A healthy state of mind is important when setting realistic goals for 2021. Let’s start with the basics.
One of the first and crucial steps to setting New Year’s resolutions is to set up your annual wellness visit with a primary care provider (PCP) who will help you build a game plan to keep your health on track.
Build a relationship with your PCP by visiting them at least once per year for an annual physical. They will help you schedule healthcare screenings, including lifesaving screenings for breast, prostate and colon cancers.
3 Healthy New Year's Resolutions
Datasource: New Year's resolutions w/Dr. Helen Chukwu
- Get at least 7 hours of sleep per night.
- Be consistent with bedtime (go to bed at same time every night).
- Create a calm environment.
- Avoid distractions – phones, light.
2. Remain Active
- Exercise at least 30 minutes, three times a week.
- Physical activity produces natural endorphins and helps reduce stress, anxiety.
- Help establish proper cardiovascular state.
3. Ensure Proper Nutrition

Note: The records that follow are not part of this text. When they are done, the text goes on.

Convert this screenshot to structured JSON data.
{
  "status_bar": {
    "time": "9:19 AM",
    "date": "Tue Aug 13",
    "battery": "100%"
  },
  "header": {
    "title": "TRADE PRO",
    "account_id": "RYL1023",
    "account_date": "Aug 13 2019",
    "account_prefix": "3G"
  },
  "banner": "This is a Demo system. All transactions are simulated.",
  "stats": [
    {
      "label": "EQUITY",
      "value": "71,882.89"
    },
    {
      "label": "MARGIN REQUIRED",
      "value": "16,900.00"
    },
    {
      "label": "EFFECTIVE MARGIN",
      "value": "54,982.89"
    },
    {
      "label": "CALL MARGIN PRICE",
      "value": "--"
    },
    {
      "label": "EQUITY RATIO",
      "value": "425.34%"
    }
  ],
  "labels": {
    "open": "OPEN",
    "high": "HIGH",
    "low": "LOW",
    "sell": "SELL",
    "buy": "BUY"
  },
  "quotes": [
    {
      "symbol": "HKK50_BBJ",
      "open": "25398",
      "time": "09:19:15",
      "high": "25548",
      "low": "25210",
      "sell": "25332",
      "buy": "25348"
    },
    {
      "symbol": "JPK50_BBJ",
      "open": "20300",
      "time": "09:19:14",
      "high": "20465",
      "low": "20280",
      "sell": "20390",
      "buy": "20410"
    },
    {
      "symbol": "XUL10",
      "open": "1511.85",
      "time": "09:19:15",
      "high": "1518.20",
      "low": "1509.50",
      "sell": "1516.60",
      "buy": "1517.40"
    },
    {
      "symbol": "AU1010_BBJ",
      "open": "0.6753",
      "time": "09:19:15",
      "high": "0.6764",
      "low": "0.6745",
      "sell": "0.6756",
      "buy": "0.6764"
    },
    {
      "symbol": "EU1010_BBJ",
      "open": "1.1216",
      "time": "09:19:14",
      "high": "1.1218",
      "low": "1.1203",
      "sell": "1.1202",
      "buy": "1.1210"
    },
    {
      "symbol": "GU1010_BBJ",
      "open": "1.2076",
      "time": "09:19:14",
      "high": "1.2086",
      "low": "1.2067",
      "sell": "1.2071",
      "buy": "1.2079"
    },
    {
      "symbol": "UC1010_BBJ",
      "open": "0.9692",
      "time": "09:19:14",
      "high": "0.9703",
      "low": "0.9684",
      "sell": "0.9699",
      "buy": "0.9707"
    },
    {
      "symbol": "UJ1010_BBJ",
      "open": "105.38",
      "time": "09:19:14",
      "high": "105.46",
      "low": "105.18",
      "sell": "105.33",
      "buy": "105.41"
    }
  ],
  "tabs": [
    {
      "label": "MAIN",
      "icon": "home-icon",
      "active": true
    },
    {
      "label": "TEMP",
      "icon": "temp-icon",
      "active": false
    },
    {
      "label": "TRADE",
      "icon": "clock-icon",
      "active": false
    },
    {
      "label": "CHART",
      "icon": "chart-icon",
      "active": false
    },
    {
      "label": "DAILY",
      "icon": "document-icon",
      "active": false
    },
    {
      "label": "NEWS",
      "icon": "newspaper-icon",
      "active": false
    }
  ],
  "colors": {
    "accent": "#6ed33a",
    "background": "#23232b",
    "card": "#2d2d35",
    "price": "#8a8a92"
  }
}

- Vegetables: fresh, grilled or steamed, not fried or boiled.
- Fruits: fresh or frozen, not dried or canned, which may have added sugars.
- Three meals per day (breakfast, lunch and dinner).
- Colorful plate: dark leafy greens, fresh herbs, peppers, broccoli, lean meats, poultry, fish, beans and whole grains.
Calorie Saver Tips
Try these simple food swaps to save calories.
- Replace 1 cup of pasta with ½ cup of pasta and 1 cup of broccoli to save 100 calories.
- Replace 1 cup of white rice with ½ cup rice and 1 cup of spinach to save 125 calories.
- Healthy snacks between lunch and dinner may decrease the risk of overeating or choosing less healthy foods.
- Include sliced vegetables or fruit in a snack bag for easy access.
- Appropriate water consumption can help prevent dehydration, lubricate your joints, avoid constipation, aid the body to get rid of waste and stabilize your mood.
- On average, men should consume 3.7 liters of fluids per day and women 2.7 liters (20% of daily water consumption comes from food and other drinks).
- Excessive alcohol consumption can affect sleep, increase stress and ultimately, negatively impact overall health (i.e., lead to liver cirrhosis/pancreatitis/cancer of the liver, mouth, throat, larynx and esophagus/hypertension).
- Excessive drinking in men includes consuming more than 14 drinks in a week. In women, this includes consuming about 8 drinks per week.
Don’t just set it, achieve it. Here’s how:
- Establish a plan.
- Write down your goals.
- Involve others and speak to family and friends to help keep you accountable.
- Set weekly goals.
- Reward yourself for completing weekly goals with extra time for yourself, such as reading a good book, catching up on a great show, fishing, biking or purchasing a small token item for yourself.
- Pair up with others to work together and achieve similar goals.
2020 has been a tough and challenging year for everyone. If you or someone you know is suffering from anxiety or depression, share with your PCP. Do not be afraid to share how you are feeling, your PCP can work with you and provide necessary help.
Our offices are taking extra precautions to ensure patient and staff safety, and we are offering telehealth visits to make it as easy as possible for you to see your primary care provider in-person or virtually, from the comfort, safety and convenience of your own home.
Remember, an ounce of prevention is better than a cure.